Several years ago I read Brother, I’m Dying by Edwidge Danticat. As I recall, I was in tears by the end of the first chapter. It is a beautiful, unbearably sad book. Breath, Eyes, Memory is in the same vein (and once again, I was crying before I was even 30 pages in).
It’s the story of Sophie, who is being raised in Haiti by her aunt, as her mother has emigrated to New York. When the story starts Sophie is about 12 and her mother has finally saved enough money to send for her. The book mainly explores Sophie and her mother’s relationship. It’s an unusual mother-child relationship, not just because the two were separated for Sophie’s first 12 years of life.

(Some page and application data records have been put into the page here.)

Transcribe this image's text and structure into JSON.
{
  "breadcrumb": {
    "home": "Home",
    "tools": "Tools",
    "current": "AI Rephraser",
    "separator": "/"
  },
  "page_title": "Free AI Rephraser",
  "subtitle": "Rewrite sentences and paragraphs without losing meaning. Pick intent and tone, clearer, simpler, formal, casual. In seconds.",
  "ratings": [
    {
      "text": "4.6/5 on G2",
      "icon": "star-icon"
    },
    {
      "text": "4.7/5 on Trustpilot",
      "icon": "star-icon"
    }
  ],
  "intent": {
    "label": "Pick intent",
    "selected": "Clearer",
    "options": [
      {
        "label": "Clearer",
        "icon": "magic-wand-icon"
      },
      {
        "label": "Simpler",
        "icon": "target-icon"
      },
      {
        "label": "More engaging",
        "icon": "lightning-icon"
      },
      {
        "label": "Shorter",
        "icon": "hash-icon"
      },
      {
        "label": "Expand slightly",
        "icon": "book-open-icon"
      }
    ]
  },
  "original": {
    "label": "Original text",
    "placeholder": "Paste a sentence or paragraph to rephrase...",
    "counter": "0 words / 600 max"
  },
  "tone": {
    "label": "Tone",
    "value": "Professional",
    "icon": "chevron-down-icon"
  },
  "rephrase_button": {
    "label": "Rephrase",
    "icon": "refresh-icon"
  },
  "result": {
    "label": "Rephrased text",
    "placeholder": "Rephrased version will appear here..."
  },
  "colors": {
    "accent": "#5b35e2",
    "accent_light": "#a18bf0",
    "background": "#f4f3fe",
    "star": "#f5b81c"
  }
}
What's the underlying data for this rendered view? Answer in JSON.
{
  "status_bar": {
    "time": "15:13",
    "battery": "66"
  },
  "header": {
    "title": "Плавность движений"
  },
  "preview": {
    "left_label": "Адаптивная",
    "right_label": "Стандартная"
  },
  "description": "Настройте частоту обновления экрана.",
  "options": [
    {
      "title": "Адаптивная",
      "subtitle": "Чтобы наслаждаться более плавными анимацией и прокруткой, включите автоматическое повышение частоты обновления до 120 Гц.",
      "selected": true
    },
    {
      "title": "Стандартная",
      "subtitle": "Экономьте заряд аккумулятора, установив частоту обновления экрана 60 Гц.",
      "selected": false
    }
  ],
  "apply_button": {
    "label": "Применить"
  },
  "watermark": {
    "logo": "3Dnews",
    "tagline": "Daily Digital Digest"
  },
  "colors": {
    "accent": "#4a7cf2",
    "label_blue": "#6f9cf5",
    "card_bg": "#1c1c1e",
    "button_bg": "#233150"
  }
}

Edwidge Danticat is so, so good at writing relationships. Sophie’s relationships with both her aunt and her mother are so realistic and moving. I didn’t exactly like Sophie’s mother, and I disagreed with almost everything she did in this book, but everything she did made sense for who she was. Breath, Eyes, Memory is focused on women and what it means to be a woman, or what it’s supposed to mean. Its explorations of womanhood, virtue, and inherited trauma are frequently shocking and hard to read. It’s beautifully written, particularly the part where Sophie returns to Haiti as an adult. I don’t know that I would ever want to read this book again, due to the subject matter, but I think I can safely say that any book by Edwidge Danticat is a book that will stay with me for a long, long time.